Here’s what we know: In-N-Out at Keizer Station will be opening soon. Beyond that, all bets are off.
Expect the fan-favorite burger chain to announce the location’s official opening about 48 hours before the day it happens, at least that’s what has happened elsewhere.
Expect there to be people “camping” in the vicinity of the building at some point shortly after the announcement is made.
Expect there to be long waits for your first, or next, double-double animal style. When the chain opened its Medford location – Oregon’s first In-N-Out – there were projected waits of up to four hours. It didn’t matter whether one was in line at the counter or drive-thru.
Expect there to be increased traffic. There are no forecasts for how much additional traffic might arrive in Keizer, but there are at least four viable Interstate 5 exits that drivers could use to access Keizer Station. All but Exit 260 could lead drivers through Keizer on their way to In-N-Out. News of In-N-Out coming to Keizer has been covered all over the state and as far north as Seattle. As soon as the doors open, the Keizer location becomes the closest In-N-Out to Portland, Bend, Seattle, most of the Oregon coast and every other town with California transplants in-between.
Expect the traffic impacts to last for weeks, especially as the holiday shopping season unfurls and all those trips to the Woodburn Factory Stores begin to include side trips to In-N-Out. The city manager in Medford said it was more than a couple of weeks before things settled down.

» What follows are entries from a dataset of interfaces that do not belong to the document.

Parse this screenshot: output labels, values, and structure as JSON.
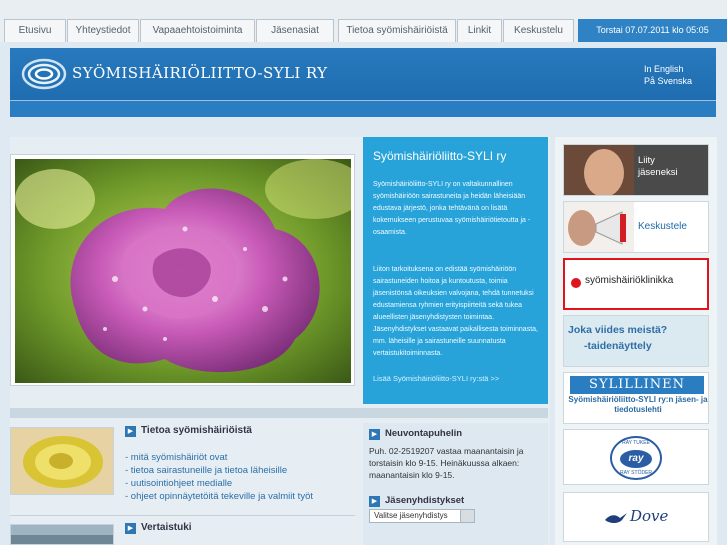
{
  "nav": {
    "tabs": [
      "Etusivu",
      "Yhteystiedot",
      "Vapaaehtoistoiminta",
      "Jäsenasiat",
      "Tietoa syömishäiriöistä",
      "Linkit",
      "Keskustelu"
    ],
    "datetime": "Torstai 07.07.2011 klo 05:05"
  },
  "header": {
    "logo_text": "SYÖMISHÄIRIÖLIITTO-SYLI RY",
    "lang_en": "In English",
    "lang_sv": "På Svenska"
  },
  "intro": {
    "title": "Syömishäiriöliitto-SYLI ry",
    "p1": "Syömishäiriöliitto-SYLI ry on valtakunnallinen syömishäiriöön sairastuneita ja heidän läheisiään edustava järjestö, jonka tehtävänä on lisätä kokemukseen perustuvaa syömishäiriötietoutta ja -osaamista.",
    "p2": "Liiton tarkoituksena on edistää syömishäiriöön sairastuneiden hoitoa ja kuntoutusta, toimia jäsenistönsä oikeuksien valvojana, tehdä tunnetuksi edustamiensa ryhmien erityispiirteitä sekä tukea alueellisten jäsenyhdistysten toimintaa. Jäsenyhdistykset vastaavat paikallisesta toiminnasta, mm. läheisille ja sairastuneille suunnatusta vertaistukitoiminnasta.",
    "more": "Lisää Syömishäiriöliitto-SYLI ry:stä >>"
  },
  "sections": {
    "info": {
      "title": "Tietoa syömishäiriöistä",
      "links": [
        "- mitä syömishäiriöt ovat",
        "- tietoa sairastuneille ja tietoa läheisille",
        "- uutisointiohjeet medialle",
        "- ohjeet opinnäytetöitä tekeville ja valmiit työt"
      ]
    },
    "peer": {
      "title": "Vertaistuki"
    }
  },
  "news": {
    "title": "Neuvontapuhelin",
    "body": "Puh. 02-2519207  vastaa maanantaisin ja torstaisin klo 9-15. Heinäkuussa alkaen: maanantaisin klo 9-15.",
    "member_title": "Jäsenyhdistykset",
    "select_value": "Valitse jäsenyhdistys"
  },
  "ads": {
    "join": "Liity\njäseneksi",
    "discuss": "Keskustele",
    "clinic": "syömishäiriöklinikka",
    "exhibition_l1": "Joka viides meistä?",
    "exhibition_l2": "-taidenäyttely",
    "sylillinen": "SYLILLINEN",
    "sylillinen_sub": "Syömishäiriöliitto-SYLI ry:n jäsen- ja tiedotuslehti",
    "raytuki_top": "RAY TUKEE",
    "raytuki_mid": "ray",
    "raytuki_bot": "RAY STÖDER",
    "dove": "Dove"
  },
  "colors": {
    "primary_blue": "#2879be",
    "intro_blue": "#27a3da",
    "clinic_red": "#e0141c"
  }
}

Or, maybe, just maybe, expect all this prognostication will turn into a big, fat “nothing burger.” When a second Oregon In-N-Out opened in Grants Pass – 40 minutes north of Medford in 2017 – plans were made for apocalyptic traffic impacts and everything was smooth sailing prompting the editor of the Grants Pass Daily Courier to call for a round of double-doubles for the traffic planning team.
Keizertimes talked with local leaders about their plans for the opening and city managers in Medford and Grants Pass about their experiences with an In-N-Out opening in their towns.
“We have been in discussions with In-N-Out for months now regarding traffic upon their opening. We are going to allow them to take the lead on traffic control because they have a lot of experience surrounding the topic,” said Chris Eppley, Keizer city manager.
Eppley said the city will have resources standing by to help, but “realistically, our resources will be overwhelmed immediately.”
In the previous Oregon openings, private security personnel were hired to help direct traffic in the area around the locations. While there are numerous areas in Keizer Station where In-N-Out traffic could stack and pull cars off streets, it remains to be seen how many other shopping center tenants will be willing to part with those spaces in the run-up to Christmas.
Eppley said Keizer Station has some capacity to absorb burger-lovers, but that it is possible traffic will spill over to Interstate 5. The highway is the jurisdiction of the Oregon Department of Transportation (ODOT). ODOT isn’t making any special plans for the opening, said Lou Torres, an ODOT spokesperson.
“The In-N-Out location is a good one-half mile from the I-5 Chemawa Interchange. It is hard to believe that folks will want to wait in a queue that long for a hamburger,” Torres said. “However, ODOT is not planning to do anything special regarding the opening.”
Cherriots also plans to monitor traffic as the restaurant opens. If logjams occur, there might be impacts to bus traffic passing through the Keizer Station transit center.
“If traffic starts to impede Cherriots routes, we will detour buses around Keizer Station,” said Allan Pollack, Cherriots general manger.
On weekdays, detours may affect Route 11 – Lancaster/Verda, Route 12 – Hayesville Drive, and Route 14 – Windsor Island Road. On Saturdays, Route 11 – Lancaster/Verda and Route 19 – Broadway/River Road may be affected. Riders should visit Cherriots.org/alerts for the latest updates on any detours or stop closures in Keizer Station.
Brian Sjothun, current Medford city manager, was overseeing the city’s parks at the time In-N-Out opened and said the company brings in its A-team for the first couple of weeks.
“They were a really valuable resource to have as far as training their employees but also for handling general operations and traffic issues,” Sjothun said. “I think the car stacking in the parking lot of the mall was brilliant.”
For Medford, the opening of an In-N-Out paid off in other ways as well. Because the chain prides itself on the freshness of its ingredients, it opened up a small distribution center in the city to serve other locations in the region.
In Grants Pass, City Manager Aaron Cubic said plans developed by In-N-Out that included some additional help from the city’s public safety department went off without a hitch. There also wasn’t a traffic impact that lasted weeks as it did in Medford.
“During this same time, we had a number of new businesses and building retrofits in this same area and do not have any data that separates out In-N-Out impact,” Cubic said. “We have certainly seen a rise in our tourism stats, though I cannot contribute them to In-N-Out at this time.”
Back in Medford, Sjothun said most locals waited a few weeks before venturing into the joint, but admitted “the experience is kind of fun.”